Vornado is designated to develop five of eight office sites, where some buildings will be demolished and tenants evicted. That includes the hotel’s demolition, which will be completed by the end of the year. And as it moves forward with its plans, the company also considers the possibility of joining New York’s casino race for three downstate licenses.
“We are studying the possibility of applying for a casino license [in the Penn Station area], but we have no deal in place,” a Vornado spokesperson told The Post. “Our most important criterion for any project is that it meets the economic development objectives and produces the transit and public improvements set forth in the state’s General Project Plan.”
While Vornado’s statement didn’t mention a partner, a source confirmed to the cited source that chairman Steven Roth is talking to Midwest gaming mogul Neil Gary Bluhm – the managing principal of Walton Street Capital – who owns or is a partner in several first-class Chicago commercial properties and casinos in Pittsburgh, Philadelphia, Chicago and Schenectady, NY.
Should it truly want in on the action, Vornado will have to act quickly: a first round of questions from prospective bidders is due on February 3. However, no date has yet been set for the submission of applications. If Vornado decides to move forward, it would also pit Roth against “archrival” SL Green, the city’s largest commercial landlord.
SL Green has teamed with Caesars Entertainment in Times Square; while Related Companies and Wynn Resorts are eyeing Hudson Yards. Other developers include Hudson’s Bay Company, which hopes to put a casino at Saks Fifth Avenue; while Mets owner Steve Cohen may possibly team with Hard Rock for one at Willets Point, Queens; and Thor Equities is betting on Coney Island. Las Vegas Sands also confirmed this month it is eyeing Nassau County.
The owners of the existing slots parlors at the Aqueduct race track in Ozone Park, Queens and Yonkers race track — Genting’s Resorts World and MGM’s Empire City — are also set to submit bids, which would expand current offerings to include table games. The properties are believed to be solid candidates in the race, as they are established entities known to policymakers.
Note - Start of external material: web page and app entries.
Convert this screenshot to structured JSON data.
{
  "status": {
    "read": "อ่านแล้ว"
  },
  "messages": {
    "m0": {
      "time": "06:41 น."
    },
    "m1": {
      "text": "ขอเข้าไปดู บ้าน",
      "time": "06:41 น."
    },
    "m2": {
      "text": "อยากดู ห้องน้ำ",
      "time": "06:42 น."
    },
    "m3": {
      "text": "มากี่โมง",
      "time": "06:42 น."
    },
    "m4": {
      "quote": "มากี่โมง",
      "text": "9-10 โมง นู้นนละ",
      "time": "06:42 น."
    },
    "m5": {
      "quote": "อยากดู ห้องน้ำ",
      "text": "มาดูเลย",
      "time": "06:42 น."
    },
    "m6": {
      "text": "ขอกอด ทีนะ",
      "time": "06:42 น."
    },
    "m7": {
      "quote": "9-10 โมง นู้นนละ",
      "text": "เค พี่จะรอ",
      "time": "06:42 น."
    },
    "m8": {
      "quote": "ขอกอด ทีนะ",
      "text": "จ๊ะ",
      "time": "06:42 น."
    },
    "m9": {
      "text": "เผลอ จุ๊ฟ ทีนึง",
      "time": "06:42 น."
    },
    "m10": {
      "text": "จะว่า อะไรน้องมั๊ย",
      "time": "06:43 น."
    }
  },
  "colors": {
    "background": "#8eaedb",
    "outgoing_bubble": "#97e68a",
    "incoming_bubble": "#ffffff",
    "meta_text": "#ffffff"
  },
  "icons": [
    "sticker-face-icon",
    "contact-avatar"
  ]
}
Another last-minute bid could come from businessman Larry Silverstein, who would put a casino at his so-called Mercedes-Benz site on Eleventh Ave, a source told the New York Post. Each bid will cost applicants $1 million. The state has not said when it will decide on the Big Apple winner.